Hemp can also be converted into a fuel in the form of pellets or liquid gas. This energy source, according to the U. S. Department of Energy, “requires the least specialized growing and processing procedures of all hemp products”. Fuel and energy is a major concern in our country and hemp could contribute significantly to the problems we face. Countries such as Great Britain and Germany had hemp bans like the United States but have lifted those in the last 20 years. Farmers in Europe are subsidized for their hemp output by the EU.

Canada allows hemp production for commercial use and it is a large part of their economy. Hemp is a safe and environmentally friendly alternative to a wide variety of the United States industries and the legalization of hemp production on the commercial level would be a great addition to our country on an environmental and economic level.

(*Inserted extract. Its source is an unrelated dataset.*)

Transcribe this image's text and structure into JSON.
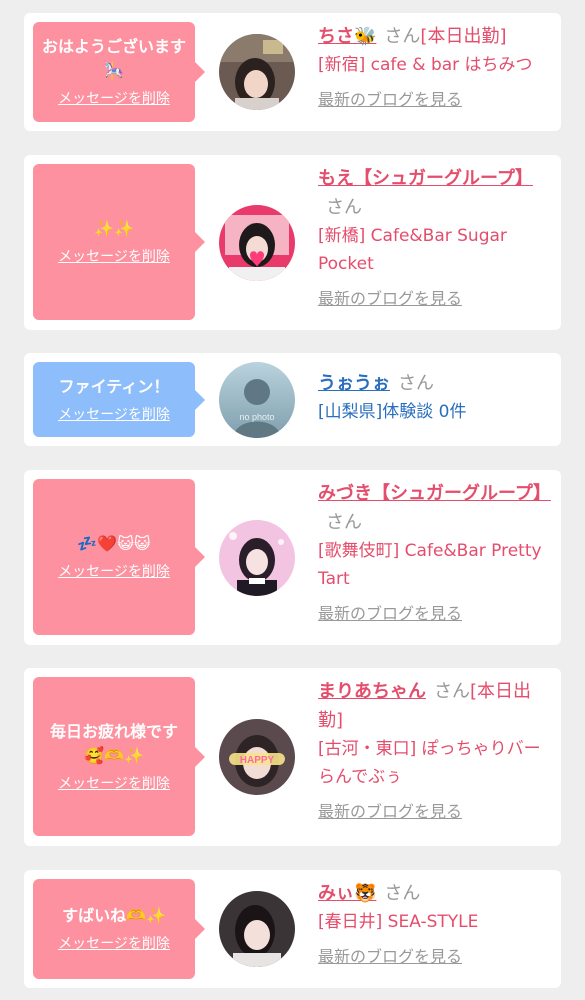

References Bourrie, M. (2003). Hemp: A Short History of the Most Misunderstood Plant and its Uses and Abuses. Firefly Books. Edmonton, A. (2009, October 31). Unconventional Crop – hemp – could sprout new industry. Troy Media. Retrieved October 29, 2010, from Unconventional crop – hemp – could sprout new industry Read more: Unconventional crop – hemp – could sprout new industry | Troy Media Corporation http://www. troymedia. com/? p=4791#ixzz14R5QAUP7 Mass, E. (2009, May). Hemp: The New, Old Fiber Makes a Comeback for Clothes, Fabrics and Home Furnishings. Natural Life, 127, 36-38. Retrieved November 1, 2010, from EBSCO database. Small, E. and D. Marcus. 2002. Hemp: A new crop with new uses for North America. p. 284–326. In: J. Janick and A. Whipkey (eds. ), Trends in new crops and new uses. ASHS Press, Alexandria, VA.